Segment Open

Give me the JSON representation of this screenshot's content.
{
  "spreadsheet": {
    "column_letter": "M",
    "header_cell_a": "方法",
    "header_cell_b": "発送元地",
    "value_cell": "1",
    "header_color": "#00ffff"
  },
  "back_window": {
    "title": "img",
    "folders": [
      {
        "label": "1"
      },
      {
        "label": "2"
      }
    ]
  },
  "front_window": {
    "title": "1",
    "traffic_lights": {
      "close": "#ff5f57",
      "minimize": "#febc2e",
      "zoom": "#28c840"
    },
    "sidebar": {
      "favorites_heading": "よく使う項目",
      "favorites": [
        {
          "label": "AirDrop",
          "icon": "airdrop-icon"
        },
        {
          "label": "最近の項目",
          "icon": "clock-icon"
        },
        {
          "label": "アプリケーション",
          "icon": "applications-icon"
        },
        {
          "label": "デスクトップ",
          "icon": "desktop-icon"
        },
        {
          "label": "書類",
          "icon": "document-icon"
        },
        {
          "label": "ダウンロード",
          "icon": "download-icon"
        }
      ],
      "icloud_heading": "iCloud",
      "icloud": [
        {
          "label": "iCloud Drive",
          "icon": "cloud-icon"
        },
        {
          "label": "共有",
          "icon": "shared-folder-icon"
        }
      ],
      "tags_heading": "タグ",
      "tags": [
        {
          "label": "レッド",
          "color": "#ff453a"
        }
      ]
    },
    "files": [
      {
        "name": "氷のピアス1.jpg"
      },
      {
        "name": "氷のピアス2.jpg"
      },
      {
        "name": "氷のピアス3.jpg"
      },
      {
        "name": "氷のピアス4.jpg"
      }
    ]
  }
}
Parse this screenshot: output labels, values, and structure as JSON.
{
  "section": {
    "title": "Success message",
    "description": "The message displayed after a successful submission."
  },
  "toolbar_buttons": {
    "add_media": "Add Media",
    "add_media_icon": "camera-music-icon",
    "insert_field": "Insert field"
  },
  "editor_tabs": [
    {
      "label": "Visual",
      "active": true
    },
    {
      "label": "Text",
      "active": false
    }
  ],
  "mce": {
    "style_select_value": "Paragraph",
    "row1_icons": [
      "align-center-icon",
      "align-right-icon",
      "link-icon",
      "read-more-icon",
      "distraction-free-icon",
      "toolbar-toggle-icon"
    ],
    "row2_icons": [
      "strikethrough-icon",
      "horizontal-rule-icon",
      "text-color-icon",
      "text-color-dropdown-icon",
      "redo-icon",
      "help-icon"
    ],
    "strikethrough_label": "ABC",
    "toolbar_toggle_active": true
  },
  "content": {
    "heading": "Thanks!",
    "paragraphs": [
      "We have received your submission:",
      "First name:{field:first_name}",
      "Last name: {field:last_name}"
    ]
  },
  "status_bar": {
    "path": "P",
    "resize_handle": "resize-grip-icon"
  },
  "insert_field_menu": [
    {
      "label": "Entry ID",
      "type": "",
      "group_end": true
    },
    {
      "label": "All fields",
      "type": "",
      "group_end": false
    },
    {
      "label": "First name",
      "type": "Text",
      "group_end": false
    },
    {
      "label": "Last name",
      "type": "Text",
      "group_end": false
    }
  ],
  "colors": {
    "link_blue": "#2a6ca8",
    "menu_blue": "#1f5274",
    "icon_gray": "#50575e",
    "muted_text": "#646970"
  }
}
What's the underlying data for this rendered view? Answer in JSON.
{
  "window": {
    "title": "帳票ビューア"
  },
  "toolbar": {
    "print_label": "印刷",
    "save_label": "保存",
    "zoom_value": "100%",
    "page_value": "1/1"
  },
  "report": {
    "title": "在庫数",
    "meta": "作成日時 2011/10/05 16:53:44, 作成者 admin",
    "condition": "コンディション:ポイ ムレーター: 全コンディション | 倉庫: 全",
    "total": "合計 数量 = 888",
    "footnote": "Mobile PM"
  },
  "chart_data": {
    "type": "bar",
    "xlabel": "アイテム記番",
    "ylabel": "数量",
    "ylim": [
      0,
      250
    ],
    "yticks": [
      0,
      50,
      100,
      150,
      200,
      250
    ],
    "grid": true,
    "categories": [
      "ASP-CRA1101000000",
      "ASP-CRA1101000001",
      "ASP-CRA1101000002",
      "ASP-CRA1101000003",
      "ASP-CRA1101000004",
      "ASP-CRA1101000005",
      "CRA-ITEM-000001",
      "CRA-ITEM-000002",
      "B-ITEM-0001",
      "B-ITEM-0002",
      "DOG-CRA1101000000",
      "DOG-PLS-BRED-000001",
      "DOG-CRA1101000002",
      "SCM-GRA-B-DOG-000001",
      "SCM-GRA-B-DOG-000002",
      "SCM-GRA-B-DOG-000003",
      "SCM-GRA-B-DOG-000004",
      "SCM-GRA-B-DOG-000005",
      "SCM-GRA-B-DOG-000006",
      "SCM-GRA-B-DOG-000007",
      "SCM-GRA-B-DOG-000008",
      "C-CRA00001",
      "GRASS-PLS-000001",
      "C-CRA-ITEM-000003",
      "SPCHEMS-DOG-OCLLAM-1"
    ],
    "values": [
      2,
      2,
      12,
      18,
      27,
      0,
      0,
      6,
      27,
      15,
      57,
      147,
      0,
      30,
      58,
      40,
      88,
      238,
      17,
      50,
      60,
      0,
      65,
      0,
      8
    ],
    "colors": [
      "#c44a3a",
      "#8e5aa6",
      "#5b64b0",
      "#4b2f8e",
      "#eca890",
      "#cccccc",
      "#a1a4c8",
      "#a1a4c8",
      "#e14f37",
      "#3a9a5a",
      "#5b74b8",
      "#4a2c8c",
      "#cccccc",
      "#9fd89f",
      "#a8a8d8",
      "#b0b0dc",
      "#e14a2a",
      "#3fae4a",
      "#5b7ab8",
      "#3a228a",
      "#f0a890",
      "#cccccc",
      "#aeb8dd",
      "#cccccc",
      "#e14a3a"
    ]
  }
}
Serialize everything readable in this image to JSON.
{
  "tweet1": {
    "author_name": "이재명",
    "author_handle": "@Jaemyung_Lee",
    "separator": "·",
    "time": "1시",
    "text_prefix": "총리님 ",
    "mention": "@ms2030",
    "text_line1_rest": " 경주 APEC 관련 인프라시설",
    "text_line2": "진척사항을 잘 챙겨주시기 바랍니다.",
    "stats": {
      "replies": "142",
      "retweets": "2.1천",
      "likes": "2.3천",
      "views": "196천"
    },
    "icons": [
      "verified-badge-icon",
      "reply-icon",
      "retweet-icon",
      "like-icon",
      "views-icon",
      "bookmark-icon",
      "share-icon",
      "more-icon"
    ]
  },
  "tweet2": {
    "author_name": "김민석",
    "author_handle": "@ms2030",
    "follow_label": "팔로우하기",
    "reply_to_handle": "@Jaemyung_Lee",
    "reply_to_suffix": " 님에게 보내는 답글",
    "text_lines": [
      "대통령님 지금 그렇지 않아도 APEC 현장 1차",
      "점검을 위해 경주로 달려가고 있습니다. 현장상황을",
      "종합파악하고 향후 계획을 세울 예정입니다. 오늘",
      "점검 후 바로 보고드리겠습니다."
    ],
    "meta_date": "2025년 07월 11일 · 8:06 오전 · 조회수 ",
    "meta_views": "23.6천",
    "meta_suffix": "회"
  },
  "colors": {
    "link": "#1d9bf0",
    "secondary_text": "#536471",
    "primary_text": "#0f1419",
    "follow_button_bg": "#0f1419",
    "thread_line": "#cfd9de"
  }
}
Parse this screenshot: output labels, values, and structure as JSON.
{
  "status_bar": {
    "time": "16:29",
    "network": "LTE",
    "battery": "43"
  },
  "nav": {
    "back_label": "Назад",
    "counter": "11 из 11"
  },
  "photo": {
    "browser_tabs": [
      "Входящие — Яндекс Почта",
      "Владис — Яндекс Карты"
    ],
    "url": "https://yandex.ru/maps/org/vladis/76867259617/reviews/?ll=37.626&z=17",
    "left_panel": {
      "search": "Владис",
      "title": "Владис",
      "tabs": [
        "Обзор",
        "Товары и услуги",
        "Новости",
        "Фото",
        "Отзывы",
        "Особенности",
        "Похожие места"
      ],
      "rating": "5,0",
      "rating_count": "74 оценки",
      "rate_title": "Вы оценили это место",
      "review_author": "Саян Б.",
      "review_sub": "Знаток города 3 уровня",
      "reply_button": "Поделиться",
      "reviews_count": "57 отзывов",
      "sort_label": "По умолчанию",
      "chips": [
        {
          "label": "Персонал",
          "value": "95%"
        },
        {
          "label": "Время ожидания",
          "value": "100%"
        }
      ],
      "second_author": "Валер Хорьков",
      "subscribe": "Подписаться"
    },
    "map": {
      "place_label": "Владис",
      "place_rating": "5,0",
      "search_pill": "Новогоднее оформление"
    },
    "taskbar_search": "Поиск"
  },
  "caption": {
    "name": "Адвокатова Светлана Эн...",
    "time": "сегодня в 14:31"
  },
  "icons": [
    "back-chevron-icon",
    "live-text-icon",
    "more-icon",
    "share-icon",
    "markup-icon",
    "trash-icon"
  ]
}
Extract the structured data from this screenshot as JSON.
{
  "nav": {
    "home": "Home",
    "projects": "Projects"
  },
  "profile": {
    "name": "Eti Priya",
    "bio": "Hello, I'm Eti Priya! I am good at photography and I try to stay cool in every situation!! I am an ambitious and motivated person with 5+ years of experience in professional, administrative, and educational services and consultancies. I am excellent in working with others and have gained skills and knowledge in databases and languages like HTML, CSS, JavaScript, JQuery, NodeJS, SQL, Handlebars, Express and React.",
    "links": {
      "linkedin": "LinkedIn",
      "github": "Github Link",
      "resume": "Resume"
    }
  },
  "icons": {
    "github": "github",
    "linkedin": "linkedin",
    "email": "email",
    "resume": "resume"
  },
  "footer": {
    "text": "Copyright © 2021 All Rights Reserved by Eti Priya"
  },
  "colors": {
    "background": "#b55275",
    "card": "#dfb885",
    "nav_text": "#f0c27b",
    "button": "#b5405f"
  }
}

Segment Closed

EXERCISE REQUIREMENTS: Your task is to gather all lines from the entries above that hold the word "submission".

SOLVED PROBLEM:
    "description": "The message displayed after a successful submission."
      "We have received your submission:",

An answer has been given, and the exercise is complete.